Horowitz, head of the Hollister brand, started at the company in October. She was previously president of Ann Inc.’s casual Loft division and held various positions in merchandising at Express Inc. Though she’s had plenty of experience gauging American shoppers, her current job has her divining the wishes of high schoolers, Hollister’s target customer.
Of the three candidates, the company veteran is Ramsden. He came to Abercrombie in 2008 as chief financial officer and was promoted to the newly created COO role last year. He’s led the company’s charge to cut expenses, including closing more than 100 stores over the past two years.
If one -- or none -- of the three is chosen to become the next CEO, the company risks losing the others to competitors. Abercrombie is aware of that risk, Martinez said. He compared the loss of Angelides, Horowitz or Ramsden to a stool left with too few legs -- an unstable situation.
For now, the arrangement works, he said.
“This is a very functional interim governance situation,” Martinez said. “We aren’t putting things on the back burner.”
Abercrombie also gave Martinez an additional $625,000 retainer and stock grants in April for his expanded role as chairman. That could be a sign the search for a new CEO isn’t close to over, said Dorothy Lakner, an analyst at Topeka Capital Markets.
The company’s leadership team also makes it harder to attract an outside leader, she said. If the current management figures out a winning strategy, an external CEO wouldn’t have much opportunity to craft a vision. Lakner, who has a sell rating on the company, sees Ramsden as the logical choice if Abercrombie sticks with an internal candidate.
In the meantime, Abercrombie needs a top-to-bottom review of its operations, something management seems prepared to do, said Howard Tubin, an analyst at Guggenheim Securities.

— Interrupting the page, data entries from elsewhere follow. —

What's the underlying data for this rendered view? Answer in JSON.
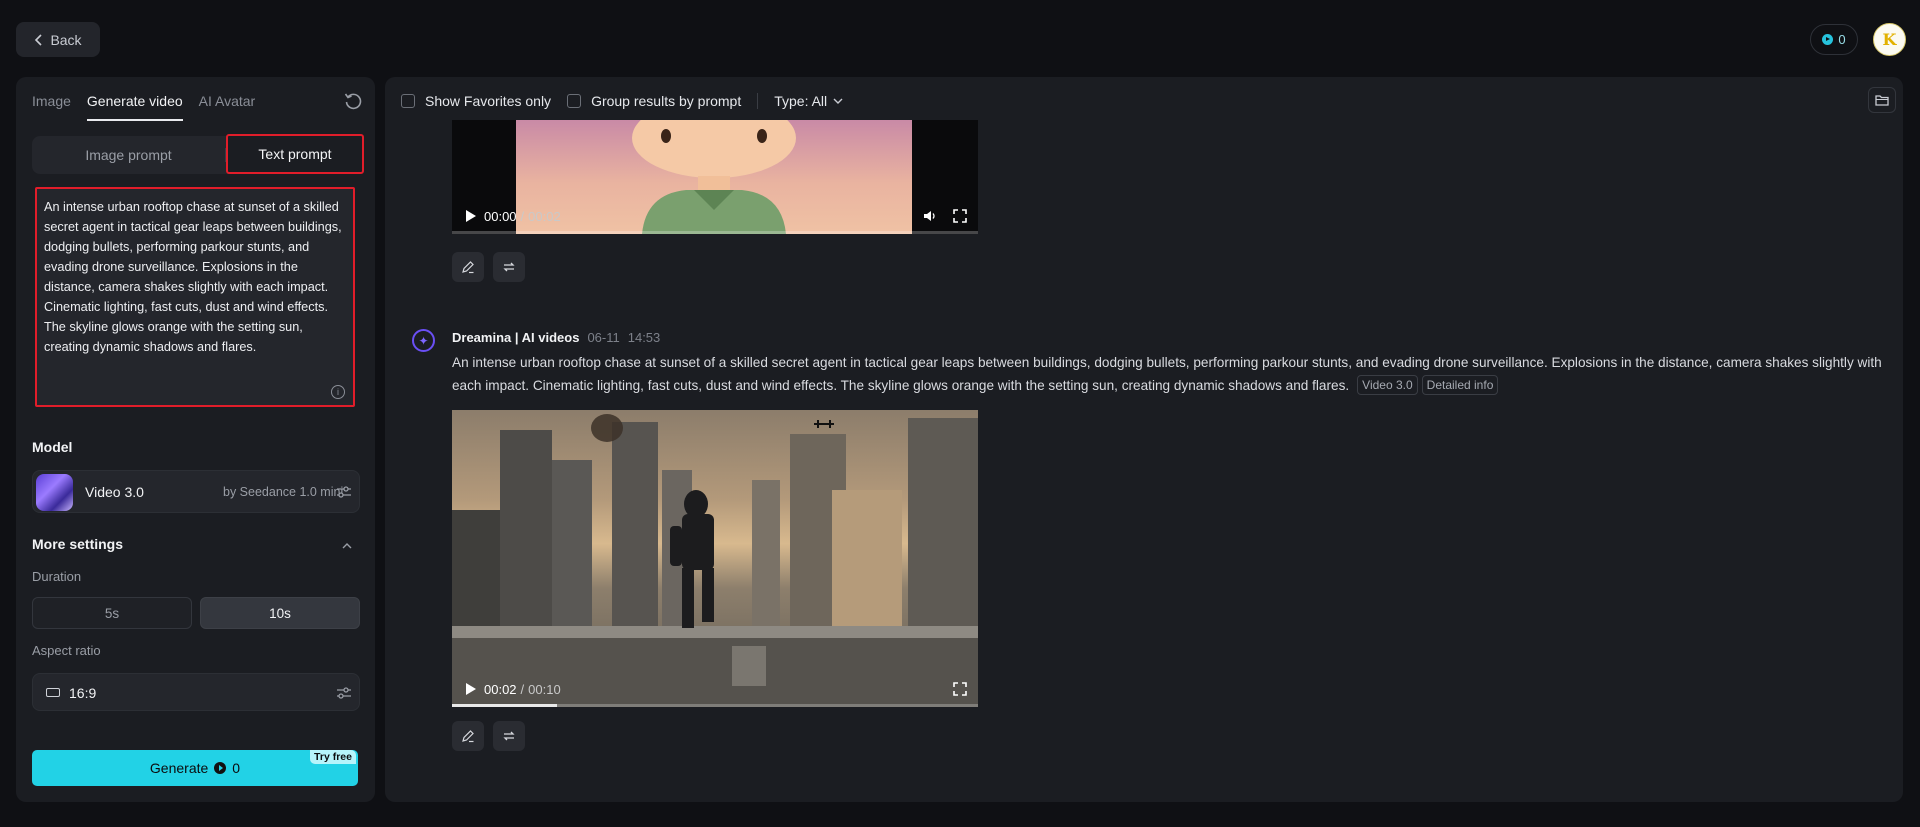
{
  "topbar": {
    "back_label": "Back",
    "credits": "0",
    "avatar_letter": "K"
  },
  "left": {
    "tabs": [
      {
        "label": "Image",
        "active": false
      },
      {
        "label": "Generate video",
        "active": true
      },
      {
        "label": "AI Avatar",
        "active": false
      }
    ],
    "prompt_modes": [
      {
        "label": "Image prompt",
        "active": false
      },
      {
        "label": "Text prompt",
        "active": true
      }
    ],
    "prompt_text": "An intense urban rooftop chase at sunset of a skilled secret agent in tactical gear leaps between buildings, dodging bullets, performing parkour stunts, and evading drone surveillance. Explosions in the distance, camera shakes slightly with each impact. Cinematic lighting, fast cuts, dust and wind effects. The skyline glows orange with the setting sun, creating dynamic shadows and flares.",
    "model_title": "Model",
    "model_name": "Video 3.0",
    "model_by": "by Seedance 1.0 mini",
    "more_settings": "More settings",
    "duration_label": "Duration",
    "durations": [
      {
        "label": "5s",
        "active": false
      },
      {
        "label": "10s",
        "active": true
      }
    ],
    "aspect_label": "Aspect ratio",
    "aspect_value": "16:9",
    "generate_label": "Generate",
    "generate_cost": "0",
    "try_free": "Try free"
  },
  "right": {
    "filters": {
      "favorites_label": "Show Favorites only",
      "group_label": "Group results by prompt",
      "type_label": "Type: All"
    },
    "video1": {
      "current": "00:00",
      "total": "00:02",
      "progress": 0.0
    },
    "entry": {
      "author": "Dreamina | AI videos",
      "date": "06-11",
      "time": "14:53",
      "prompt": "An intense urban rooftop chase at sunset of a skilled secret agent in tactical gear leaps between buildings, dodging bullets, performing parkour stunts, and evading drone surveillance. Explosions in the distance, camera shakes slightly with each impact. Cinematic lighting, fast cuts, dust and wind effects. The skyline glows orange with the setting sun, creating dynamic shadows and flares.",
      "tags": [
        "Video 3.0",
        "Detailed info"
      ]
    },
    "video2": {
      "current": "00:02",
      "total": "00:10",
      "progress": 0.2
    }
  },
  "colors": {
    "accent": "#22d2e6",
    "highlight": "#e11d2a",
    "brand_purple": "#6a4ff5"
  }
}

“They seem ready, willing and able to leave no stone unturned and look at every aspect of the business,” he said. “But the bottom line is, you’ve got to get goods in the stores that kids want to buy.”